Though they thrashed Hungary in such comprehensive fashion, scoring four goals without reply, the frailties were there. Defensive vulnerabilities were in fact hiding throughout the three matches in which they kept back-to-back-to-back clean sheets, the first time they had ever done so in the history of their European Championships.
Tactically, they were not organised enough and even when at their frightening best against the Hungarians - controlling the game for large periods and putting their opponents on the back foot - gaps were left at the back. It was only Hungary's disappointing finishing that meant they didn't exploit such opportunities.
Their defending for the three goals against Wales showcased the cracks that had been papered over in the previous games. Hal Robson Kanu's Cruyff turn only served to rub salt into the wounds.
Belgium were outclassed by a team 24 places below them in the FIFA World Rankings. That puts them lower than Costa Rica, Romania and even Hungary, the same team they put to the sword less than a week ago.
But to dismiss them as just that would be a huge, huge discredit to the Wales team. Everyone knows the rankings are hardly representative of actual quality and they were the opposite of Belgium on the night. This was the calibre of performance that has typified their last 18 months as a nation: committed, indefatigable and fearless. Stronger together, as their slogan goes. That shows in their matches.
Belgium must learn to become greater than the sum of their parts
It's incredible what a bit of belief and confidence can do for a team, and it's even more incredible how good such a side can become as a strong, unified collective. Again, a stark contrast to Belgium's unco-ordinated mess, Wales were everything the Belgians must now aim to become.
The result regurgitated many of the problems that have been discussed in Wilmots' time in charge. Have they really progressed under him? Despite now being recognised as one of Europe's brightest young squads, have they done anything to justify their reputation?
Evidence suggests that they haven't. Despite their rise to the top of the FIFA World Rankings last year, having been a record-worst 66th in only 2009, they have never really managed to substantiate such a billing against the biggest and best teams.
This, undoubtedly, is the best group of footballers Belgium have produced - and may ever produce for a long, long time - and the simple matter of fact is that they have massively underperformed. Would a better coach change their fortunes? On the base of their performances over the summer, you could certainly suggest so.
Whether Wilmots remains the manager or not, things have to change. Of course, it wasn't all bad. Belgium improved from the World Cup two years ago. At times, they looked like the team many touted them to become. But, they didn't improve enough. They didn't look like that team consistently enough.

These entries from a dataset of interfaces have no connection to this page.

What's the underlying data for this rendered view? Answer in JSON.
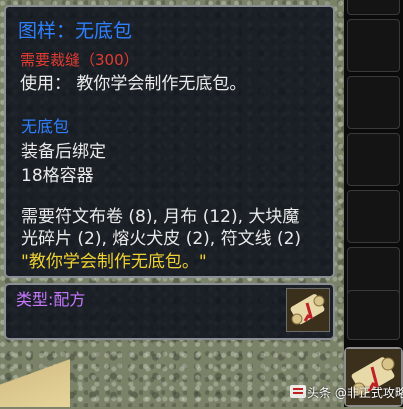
{
  "tooltip": {
    "title": "图样：无底包",
    "requirement": "需要裁缝（300）",
    "use_text": "使用： 教你学会制作无底包。",
    "item_name": "无底包",
    "bind_text": "装备后绑定",
    "container_text": "18格容器",
    "materials_line1": "需要符文布卷 (8), 月布 (12), 大块魔",
    "materials_line2": "光碎片 (2), 熔火犬皮 (2), 符文线 (2)",
    "quote": "\"教你学会制作无底包。\"",
    "type_label": "类型:配方",
    "icon": "recipe-scroll-icon"
  },
  "sidebar": {
    "slot_count": 7,
    "active_slot_icon": "recipe-scroll-icon"
  },
  "watermark": {
    "text": "头条 @非正式攻略"
  },
  "colors": {
    "title": "#2f80ff",
    "requirement": "#e23c32",
    "quote": "#f0d232",
    "type": "#c878ff"
  }
}
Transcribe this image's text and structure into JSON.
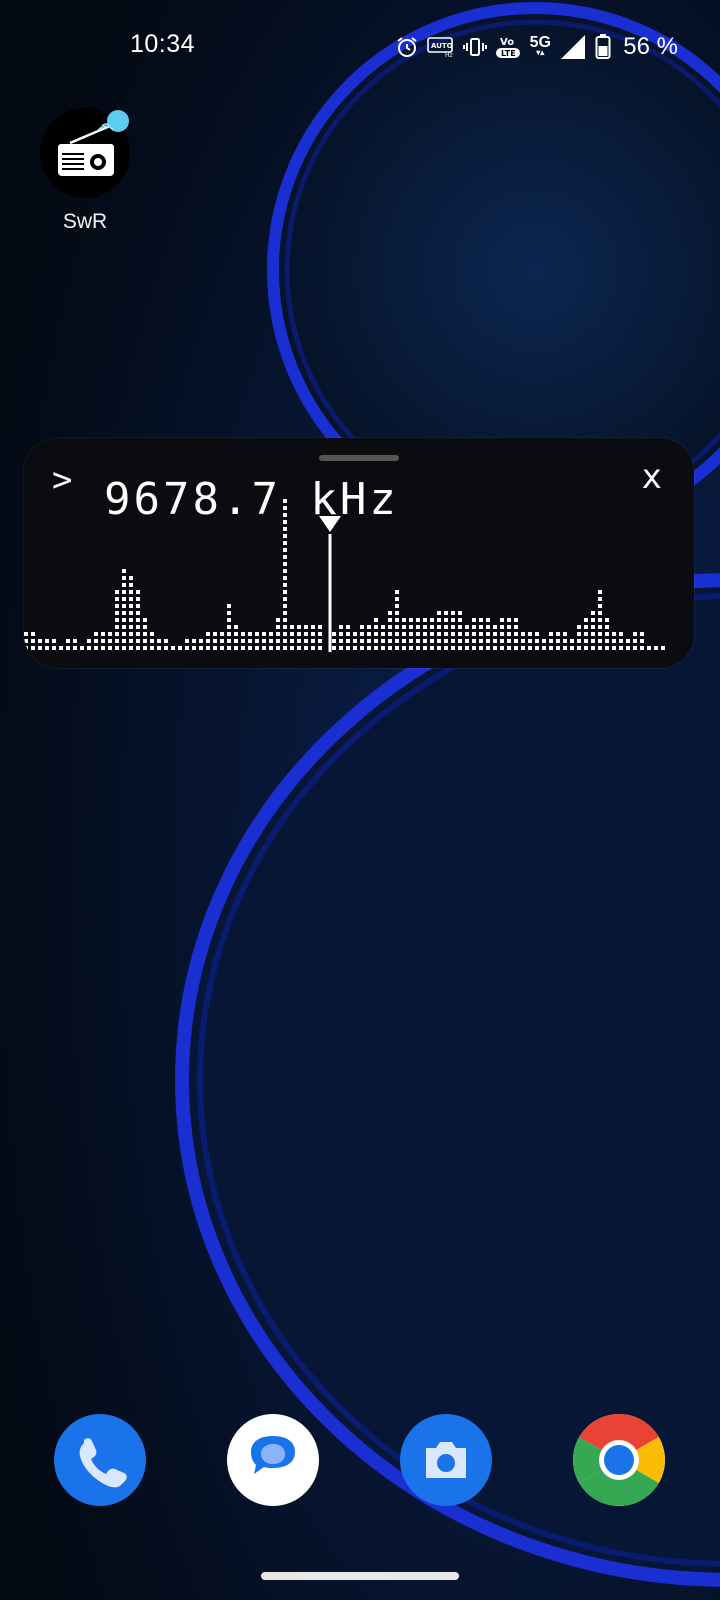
{
  "status_bar": {
    "time": "10:34",
    "network": "5G",
    "battery_percent": "56 %",
    "icons": [
      "alarm-icon",
      "auto-hz-icon",
      "vibrate-icon",
      "volte-icon",
      "signal-icon",
      "battery-icon"
    ]
  },
  "home": {
    "apps": [
      {
        "label": "SwR",
        "icon": "radio-icon"
      }
    ]
  },
  "widget": {
    "expand_glyph": ">",
    "close_glyph": "x",
    "frequency": "9678.7 kHz",
    "spectrum_levels": [
      3,
      3,
      2,
      2,
      2,
      1,
      2,
      2,
      1,
      2,
      3,
      3,
      3,
      9,
      12,
      11,
      9,
      5,
      3,
      2,
      2,
      1,
      1,
      2,
      2,
      2,
      3,
      3,
      3,
      7,
      4,
      3,
      3,
      3,
      3,
      3,
      5,
      12,
      4,
      4,
      4,
      4,
      4,
      0,
      3,
      4,
      4,
      3,
      4,
      4,
      5,
      4,
      6,
      9,
      5,
      5,
      5,
      5,
      5,
      6,
      6,
      6,
      6,
      4,
      5,
      5,
      5,
      4,
      5,
      5,
      5,
      3,
      3,
      3,
      2,
      3,
      3,
      3,
      2,
      4,
      5,
      6,
      9,
      5,
      3,
      3,
      2,
      3,
      3,
      1,
      1,
      1,
      0
    ],
    "spectrum_peaks": [
      0,
      0,
      0,
      0,
      0,
      0,
      0,
      0,
      0,
      0,
      0,
      0,
      0,
      0,
      0,
      0,
      0,
      0,
      0,
      0,
      0,
      0,
      0,
      0,
      0,
      0,
      0,
      0,
      0,
      0,
      0,
      0,
      0,
      0,
      0,
      0,
      0,
      22,
      0,
      0,
      0,
      0,
      0,
      0,
      0,
      0,
      0,
      0,
      0,
      0,
      0,
      0,
      0,
      0,
      0,
      0,
      0,
      0,
      0,
      0,
      0,
      0,
      0,
      0,
      0,
      0,
      0,
      0,
      0,
      0,
      0,
      0,
      0,
      0,
      0,
      0,
      0,
      0,
      0,
      0,
      0,
      0,
      0,
      0,
      0,
      0,
      0,
      0,
      0,
      0,
      0,
      0,
      0
    ],
    "tuner_marker_index": 43
  },
  "dock": [
    {
      "app": "phone",
      "icon": "phone-icon",
      "color": "#1a73e8"
    },
    {
      "app": "messages",
      "icon": "messages-icon",
      "color": "#1a73e8"
    },
    {
      "app": "camera",
      "icon": "camera-icon",
      "color": "#1a73e8"
    },
    {
      "app": "chrome",
      "icon": "chrome-icon",
      "color": "#1a73e8"
    }
  ],
  "colors": {
    "accent_blue": "#1a73e8",
    "wallpaper_ring": "#1f33d8",
    "app_badge": "#5ecbf0"
  }
}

Their squad should have seen off Wales and their minimum expectation, even before they learned their possible route to the final, should have been to reach the semi-finals. But they didn't, and it's the manner in which they failed to do so which will hurt them the most.
After the display against Hungary, their finest showing yet of the talent they have going forward, they followed it up with a limp and lifeless display. One which aptly summed up their campaign overall; not good enough.
Their squad for the 2018 World Cup will likely include a vast majority of those from this tournament, the difference simply must be then that they are a team with an established formula, and familiarity, in order to ensure their legacy does not become one of unfulfilled potential.